So, the substitution of a third party (C) would only be necessary for the determination of the original action if either of two conditions was satisfied, namely: that the name of either A or B was given in a claim made in the original action in mistake for C’s name; or, a claim made by A or against B in the original action cannot be pursued by or against them unless C is joined or substituted as plaintiff or defendant in the action.

However Section 35 of the 1980 Act made no mention of tribunals, or of tribunal procedure rules.

The Tribunal was satisfied that, amongst the “powers akin to those of the High Court”, referred to by Sedley LJ in R (Cart) v Upper Tribunal [2010], vested in the Upper Tribunal by section 25 of the Tribunals, Courts and Enforcement Act 2007, is the power, conferred on the High Court by section 35(3)-(4) of the Limitation Act 1980, to allow, in accordance with the relevant rules of court, a new claim to be made, by the substitution of a new party, after the limitation period has expired, provided the conditions in section 35(5) were satisfied.

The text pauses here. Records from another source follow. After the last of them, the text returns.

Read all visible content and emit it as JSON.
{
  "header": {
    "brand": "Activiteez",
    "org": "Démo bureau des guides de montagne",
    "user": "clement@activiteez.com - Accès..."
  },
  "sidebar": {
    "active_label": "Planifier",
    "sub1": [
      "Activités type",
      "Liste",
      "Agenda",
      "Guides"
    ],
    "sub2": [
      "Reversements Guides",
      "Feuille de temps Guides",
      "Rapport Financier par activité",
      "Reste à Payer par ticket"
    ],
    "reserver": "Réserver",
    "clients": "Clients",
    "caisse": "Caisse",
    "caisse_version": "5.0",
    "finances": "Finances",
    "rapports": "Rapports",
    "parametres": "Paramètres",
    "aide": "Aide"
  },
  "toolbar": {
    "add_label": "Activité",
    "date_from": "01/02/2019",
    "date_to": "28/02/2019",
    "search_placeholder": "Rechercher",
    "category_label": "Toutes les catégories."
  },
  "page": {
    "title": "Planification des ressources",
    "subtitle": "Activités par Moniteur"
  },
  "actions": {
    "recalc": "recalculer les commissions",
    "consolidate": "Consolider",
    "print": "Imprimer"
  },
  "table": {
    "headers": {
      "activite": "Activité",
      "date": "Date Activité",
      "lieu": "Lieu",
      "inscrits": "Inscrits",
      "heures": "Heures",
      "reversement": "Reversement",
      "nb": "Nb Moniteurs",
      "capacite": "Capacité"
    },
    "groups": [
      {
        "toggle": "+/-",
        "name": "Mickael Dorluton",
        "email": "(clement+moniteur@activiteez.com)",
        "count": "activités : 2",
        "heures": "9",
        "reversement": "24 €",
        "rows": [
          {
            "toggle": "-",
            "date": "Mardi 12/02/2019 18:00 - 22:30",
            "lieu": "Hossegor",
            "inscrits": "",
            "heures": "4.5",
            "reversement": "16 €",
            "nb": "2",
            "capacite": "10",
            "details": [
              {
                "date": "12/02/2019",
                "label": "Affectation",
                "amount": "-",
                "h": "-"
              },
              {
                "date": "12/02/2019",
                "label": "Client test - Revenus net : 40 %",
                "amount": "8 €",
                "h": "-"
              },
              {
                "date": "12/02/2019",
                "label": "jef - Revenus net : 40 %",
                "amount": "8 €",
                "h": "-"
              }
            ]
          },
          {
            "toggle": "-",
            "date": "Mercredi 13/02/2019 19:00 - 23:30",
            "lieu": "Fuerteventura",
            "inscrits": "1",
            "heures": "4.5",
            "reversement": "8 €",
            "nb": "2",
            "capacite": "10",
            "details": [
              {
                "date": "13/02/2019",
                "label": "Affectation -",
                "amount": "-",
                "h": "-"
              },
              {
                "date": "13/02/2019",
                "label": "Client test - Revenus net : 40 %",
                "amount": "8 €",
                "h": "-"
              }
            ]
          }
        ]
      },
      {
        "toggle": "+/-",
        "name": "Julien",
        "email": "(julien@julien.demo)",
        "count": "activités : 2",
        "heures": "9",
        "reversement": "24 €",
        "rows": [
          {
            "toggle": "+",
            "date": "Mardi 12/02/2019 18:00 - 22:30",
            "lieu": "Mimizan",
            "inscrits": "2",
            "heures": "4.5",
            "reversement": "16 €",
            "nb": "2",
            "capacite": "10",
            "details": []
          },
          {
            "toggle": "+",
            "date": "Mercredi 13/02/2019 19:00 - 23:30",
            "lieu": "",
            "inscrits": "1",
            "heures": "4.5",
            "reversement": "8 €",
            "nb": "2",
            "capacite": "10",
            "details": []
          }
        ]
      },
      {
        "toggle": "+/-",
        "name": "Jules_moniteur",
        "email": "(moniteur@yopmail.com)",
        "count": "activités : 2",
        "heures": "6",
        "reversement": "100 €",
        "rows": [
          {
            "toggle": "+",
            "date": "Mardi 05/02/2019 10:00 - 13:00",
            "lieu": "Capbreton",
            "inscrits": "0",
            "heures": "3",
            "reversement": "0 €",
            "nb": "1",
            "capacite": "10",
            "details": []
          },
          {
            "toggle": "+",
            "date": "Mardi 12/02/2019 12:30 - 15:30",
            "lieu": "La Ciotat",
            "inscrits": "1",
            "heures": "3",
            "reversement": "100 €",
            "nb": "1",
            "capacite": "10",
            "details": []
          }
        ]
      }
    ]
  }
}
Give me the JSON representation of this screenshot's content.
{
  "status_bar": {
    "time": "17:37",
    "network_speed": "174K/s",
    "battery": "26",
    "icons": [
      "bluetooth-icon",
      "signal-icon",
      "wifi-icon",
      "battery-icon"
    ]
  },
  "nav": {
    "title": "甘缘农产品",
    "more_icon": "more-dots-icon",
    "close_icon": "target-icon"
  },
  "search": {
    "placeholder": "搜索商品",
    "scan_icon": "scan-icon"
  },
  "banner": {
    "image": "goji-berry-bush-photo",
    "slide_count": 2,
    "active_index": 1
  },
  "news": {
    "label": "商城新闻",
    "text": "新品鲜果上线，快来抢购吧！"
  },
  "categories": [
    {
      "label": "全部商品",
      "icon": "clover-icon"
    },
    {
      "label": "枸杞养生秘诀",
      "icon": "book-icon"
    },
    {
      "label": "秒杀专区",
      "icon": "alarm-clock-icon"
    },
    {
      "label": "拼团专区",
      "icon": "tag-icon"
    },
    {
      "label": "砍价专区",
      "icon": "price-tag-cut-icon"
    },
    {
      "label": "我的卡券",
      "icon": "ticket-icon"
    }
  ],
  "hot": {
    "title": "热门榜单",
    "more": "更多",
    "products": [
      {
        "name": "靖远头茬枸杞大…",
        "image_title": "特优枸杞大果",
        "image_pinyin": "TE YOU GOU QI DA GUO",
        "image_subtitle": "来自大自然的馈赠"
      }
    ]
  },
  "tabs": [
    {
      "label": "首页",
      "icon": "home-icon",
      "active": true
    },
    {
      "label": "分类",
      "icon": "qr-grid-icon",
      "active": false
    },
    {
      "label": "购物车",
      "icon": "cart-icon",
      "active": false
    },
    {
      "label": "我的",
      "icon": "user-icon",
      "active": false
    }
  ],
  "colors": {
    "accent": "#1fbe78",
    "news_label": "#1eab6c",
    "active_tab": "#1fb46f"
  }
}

The Tribunal therefore determined the substitution of respondent “out of time” issue in the claimant’s favour.

This blog has been posted out of general interest. It does not replace the need to get bespoke legal advice in individual cases.

Community donation immaterial consideration invalidating planning permission

The High Court case of Wright, R (on the application of) v Forest of Dean District Council & Anor [2016] concerned whether or not a local community donation, based on turnover generated by a wind turbine, amounted to a material consideration which it was lawful for the council to take into account when granting planning permission for the wind turbine.

The Environmental Report accompanying the planning application had offered benefits including:

“Annual community donations will also be made based typically on 4% of turnover (estimated at an average of around £15k to £20k each year for 25 years of operation – up to £500k to help address current and future community needs)…..”

The main ground of challenge to the permission was that this was not a material consideration that the council could lawfully have taken into account.

The court agreed:

“Simply being a contribution for community benefit related to a local strategy for health, social or cultural wellbeing does not make that contribution in and of itself material to a planning determination. It must pass the Newbury test and be for a planning purpose and be fairly and reasonably related to the development proposed. It is difficult to see how the provision of waterproof clothing for a play group or lunches for senior citizens has any proper bearing on the issues relevant to the regulation of land use and control of development which are at stake when considering whether or not to grant planning permission for a wind turbine. The opportunity to make provision for them from the turnover of the scheme is not a planning purpose and is not fairly and reasonably related to the development.”

The council was not entitled to take into account the offer of the local community donation as a material consideration in their planning decision. As a consequence the decision was unlawful.

The court “was not prepared to accept that there would have been no substantial difference to the outcome of the members’ decision-making process had they appreciated that they could not take account of the community donation in determining whether consent should be granted.”

The council’s decision should be quashed.

This blog has been posted out of general interest. It does not replace the need to get bespoke legal advice in individual cases.